• [Aim of the task]:
Lines below containing the word "icon" should be copied out.

• [Material for this task]:
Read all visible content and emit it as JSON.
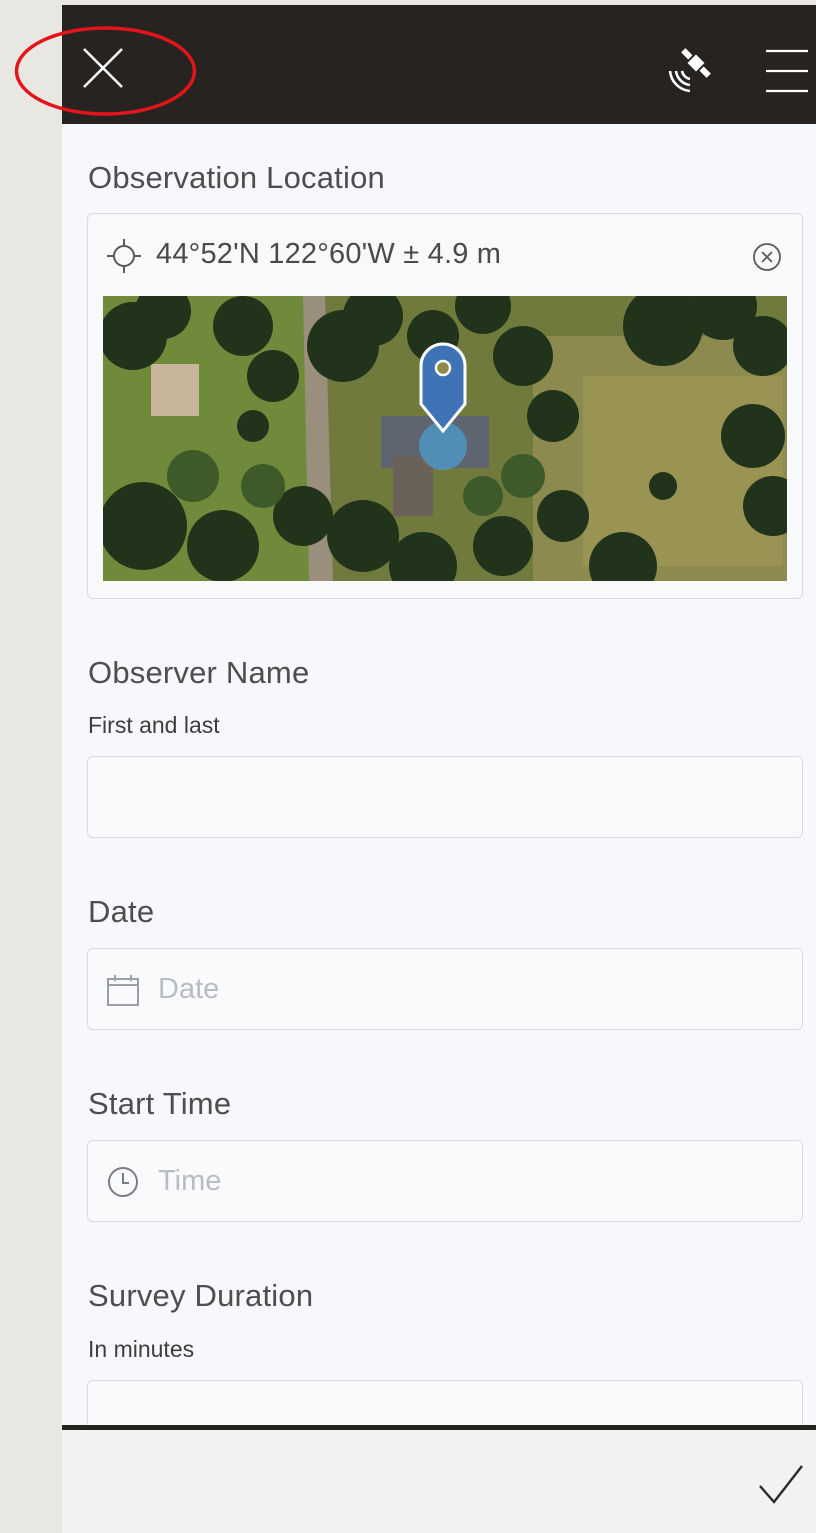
{
  "header": {
    "close_icon": "close-icon",
    "gps_icon": "gps-satellite-icon",
    "menu_icon": "hamburger-menu-icon",
    "colors": {
      "bar": "#262320",
      "icon": "#ffffff",
      "highlight_ring": "#e3151b"
    }
  },
  "form": {
    "location": {
      "label": "Observation Location",
      "coordinates": "44°52'N 122°60'W ± 4.9 m",
      "crosshair_icon": "crosshair-icon",
      "clear_icon": "clear-circle-x-icon",
      "pin_color": "#3f73b5"
    },
    "observer": {
      "label": "Observer Name",
      "hint": "First and last",
      "value": ""
    },
    "date": {
      "label": "Date",
      "placeholder": "Date",
      "icon": "calendar-icon"
    },
    "start_time": {
      "label": "Start Time",
      "placeholder": "Time",
      "icon": "clock-icon"
    },
    "duration": {
      "label": "Survey Duration",
      "hint": "In minutes",
      "value": ""
    }
  },
  "footer": {
    "submit_icon": "checkmark-icon"
  }
}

• [Solution below]:
    "close_icon": "close-icon",
    "gps_icon": "gps-satellite-icon",
    "menu_icon": "hamburger-menu-icon",
      "icon": "#ffffff",
      "crosshair_icon": "crosshair-icon",
      "clear_icon": "clear-circle-x-icon",
      "icon": "calendar-icon"
      "icon": "clock-icon"
    "submit_icon": "checkmark-icon"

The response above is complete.